The chance element requires an unbi-
ased factor, usually a random drawing,
which determines the winner. Eliminating
chance essentially means the participant will
automatically be entitled to receive a certain
benefit provided definite terms are met. A
“Buy One, Get One Free” offer is a promo-
tion that eliminates the chance element.
The consideration element requires the
entrant to provide something of value, such
as an entry fee, in order to participate in the
promotion. To eliminate consideration, the
promotion can neither require a purchase to
enter nor give an entrant an increased
chance of winning based on a purchase.
Once these elements are identified and
evaluated, one can determine if the promo-
tion is a sweepstakes, contest, raffle or some
other type of promotion. At that point,
appropriate steps can be taken to ensure
that the promotion operates consistent with
In a sweepstakes, consideration is removed
from the promotion. Essentially, entrants
are not required to make a purchase in
order to participate in the drawing.
Furthermore, a purchase of the promoter’s
goods and services should not increase an
entrant’s chances of winning; otherwise, the
sweepstakes could be viewed as an illegal
lottery. For example, if a promoter wants to
give away a free vehicle (prize) in a random
drawing (chance), it cannot require an entry
fee (consideration) for the opportunity to
participate in the promotion.
Fast food restaurants often conduct
sweepstakes in which a game piece/entry is
part of the purchased food item’s packaging. To eliminate this purchase requirement, customers should be able to receive a
free game piece/entry using alternate
means, such as submitting a postcard or
online request to the promoter.
Other states have made it clear that con-
sideration is not limited to monetary pay-
2 Some have even viewed the act of
traveling to a local store or providing
exhaustive personal information to be valid
consideration, thus characterizing a sweep-
stakes as an illegal lottery.
3 Arizona courts
have not yet characterized consideration
with such scrutiny. Accordingly, so long as
an entry fee or consumer purchase is not
required, the promotion can generally pro-
ceed as a valid sweepstakes.
In a contest, the winner is not determined
by a random drawing but by some sort of
measurable intellect or other exhibition of
skill. Examples of contests include trivia
competitions and talent shows. In such promotions, each entrant’s knowledge or skill is
judged to determine the winner. To ensure
fairness, the official rules of a contest should
have distinct judging criteria so that the
winner is not selected on an arbitrary or
Because the element of chance is
removed from this type of promotion, a
promoter is permitted to charge an entry fee
for contest participation. However, in
Arizona, intellectual contests that require
payment for participation must be registered with the Attorney General, and a winners list must be filed with the Attorney
General after the promotion.
A raffle is a promotion in which all three elements—prize, chance and consideration—
can be present. In a raffle, a prize is awarded based on a random drawing of tickets
purchased by entrants.
Arizona law is very clear about what type
of entities can conduct raffles. In the past,

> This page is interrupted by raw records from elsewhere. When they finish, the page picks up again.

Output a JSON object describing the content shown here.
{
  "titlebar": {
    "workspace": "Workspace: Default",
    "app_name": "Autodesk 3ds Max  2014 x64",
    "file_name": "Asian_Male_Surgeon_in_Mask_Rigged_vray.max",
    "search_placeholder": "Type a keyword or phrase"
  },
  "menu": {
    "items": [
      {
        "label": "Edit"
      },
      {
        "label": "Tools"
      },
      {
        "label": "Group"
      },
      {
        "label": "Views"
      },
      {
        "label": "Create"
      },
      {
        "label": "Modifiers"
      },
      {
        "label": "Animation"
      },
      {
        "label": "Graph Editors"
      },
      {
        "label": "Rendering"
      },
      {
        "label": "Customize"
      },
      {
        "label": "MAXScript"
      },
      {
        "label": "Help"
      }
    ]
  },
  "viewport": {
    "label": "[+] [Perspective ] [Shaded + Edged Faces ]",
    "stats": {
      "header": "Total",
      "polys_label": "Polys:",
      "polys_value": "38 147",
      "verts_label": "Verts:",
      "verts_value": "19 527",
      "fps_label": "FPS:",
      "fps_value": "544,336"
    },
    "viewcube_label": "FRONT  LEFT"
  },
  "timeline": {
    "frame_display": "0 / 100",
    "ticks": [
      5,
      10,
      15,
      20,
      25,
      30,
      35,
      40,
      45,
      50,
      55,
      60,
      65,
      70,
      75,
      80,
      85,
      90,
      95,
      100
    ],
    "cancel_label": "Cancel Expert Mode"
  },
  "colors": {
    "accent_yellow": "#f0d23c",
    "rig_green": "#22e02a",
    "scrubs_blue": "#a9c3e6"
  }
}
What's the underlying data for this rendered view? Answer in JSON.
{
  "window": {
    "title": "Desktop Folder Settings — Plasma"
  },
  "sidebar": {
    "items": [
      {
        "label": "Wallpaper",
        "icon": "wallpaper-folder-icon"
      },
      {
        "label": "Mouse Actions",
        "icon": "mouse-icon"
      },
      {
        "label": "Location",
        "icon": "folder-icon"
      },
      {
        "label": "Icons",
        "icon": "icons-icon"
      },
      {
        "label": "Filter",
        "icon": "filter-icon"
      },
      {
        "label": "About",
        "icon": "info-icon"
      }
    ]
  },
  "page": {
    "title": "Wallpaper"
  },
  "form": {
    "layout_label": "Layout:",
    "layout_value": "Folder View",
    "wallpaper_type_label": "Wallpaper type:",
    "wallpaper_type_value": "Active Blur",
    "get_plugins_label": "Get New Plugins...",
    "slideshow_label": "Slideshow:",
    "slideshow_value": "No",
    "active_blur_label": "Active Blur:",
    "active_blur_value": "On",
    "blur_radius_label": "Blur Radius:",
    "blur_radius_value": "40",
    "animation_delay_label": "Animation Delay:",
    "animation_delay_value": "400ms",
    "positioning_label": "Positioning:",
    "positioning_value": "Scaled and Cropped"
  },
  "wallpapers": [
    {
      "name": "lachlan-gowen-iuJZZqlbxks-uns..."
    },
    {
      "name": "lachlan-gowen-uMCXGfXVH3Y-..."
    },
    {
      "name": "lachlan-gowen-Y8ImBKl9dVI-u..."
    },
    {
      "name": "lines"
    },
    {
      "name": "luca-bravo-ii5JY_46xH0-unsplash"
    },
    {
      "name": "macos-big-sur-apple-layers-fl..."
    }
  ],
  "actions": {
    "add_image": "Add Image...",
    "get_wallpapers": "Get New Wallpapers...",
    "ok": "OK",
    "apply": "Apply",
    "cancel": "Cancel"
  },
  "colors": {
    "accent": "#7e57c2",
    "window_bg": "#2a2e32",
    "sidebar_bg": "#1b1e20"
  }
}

only tax-exempt nonprofit organizations
and state, county and local historical societies, all of which must have been in existence in Arizona for five years, were allowed
to conduct raffles.
5 There is no limitation on
the revenue these organizations can generate from conducting raffles.
Several years ago, Arizona expanded the
class of permitted entities that can operate a
raffle to include any nonprofit organization
that is a booster club, civic club, political
club or political organization.
6 These additional organizations—which must be operated exclusively for pleasure, recreation or
other nonprofit purposes—are not required
to be in existence in Arizona for five years
before they can operate a raffle. However,
the maximum annual benefit that these
types of organizations can receive for all raffles is limited to $10,000.7
Arizona law requires that only bona fide
local members of the organization partici-
JOE BELANGER © SHUTTERSTOCK.COM
It is advisable
to not have board
eligible to win
pate directly or indirectly in the management,
sales or operation of the raffle.
8 As such, the
organization cannot retain a third-party company that specializes in the operation of promotions to conduct the raffle. Members of
the organization cannot receive any direct or
indirect pecuniary benefit from the raffle, but
they are allowed to purchase raffle tickets
themselves so long as their participation is on
a basis equal to all other entrants.
From a practice standpoint, it is advisable
to not have members of an organization eligible to win a raffle. Even if conducted legitimately, one could imagine the skepticism and
publicity fallout if a board member of the
organization happens to be the raffle’s grand
prize winner of a trip to Hawaii!
5. Other Types of Promotions
There are many other types of promotions
beyond sweepstakes, contests and raffles. For
example, many businesses have tiered purchase programs for their loyal customers,
such as accrued airline miles or credit card
points. Although a purchase is generally
required to participate, such promotions are
permissible so long as the consumer is automatically entitled to receive a prize once a certain tier of purchases is met; accordingly,
there is no element of chance to receive the
For example, a local sandwich shop can
conduct a “buy 9 sandwiches and get the
10th sandwich free” promotion. However,
if the promotion was “buy 9 sandwiches,
and become automatically eligible for a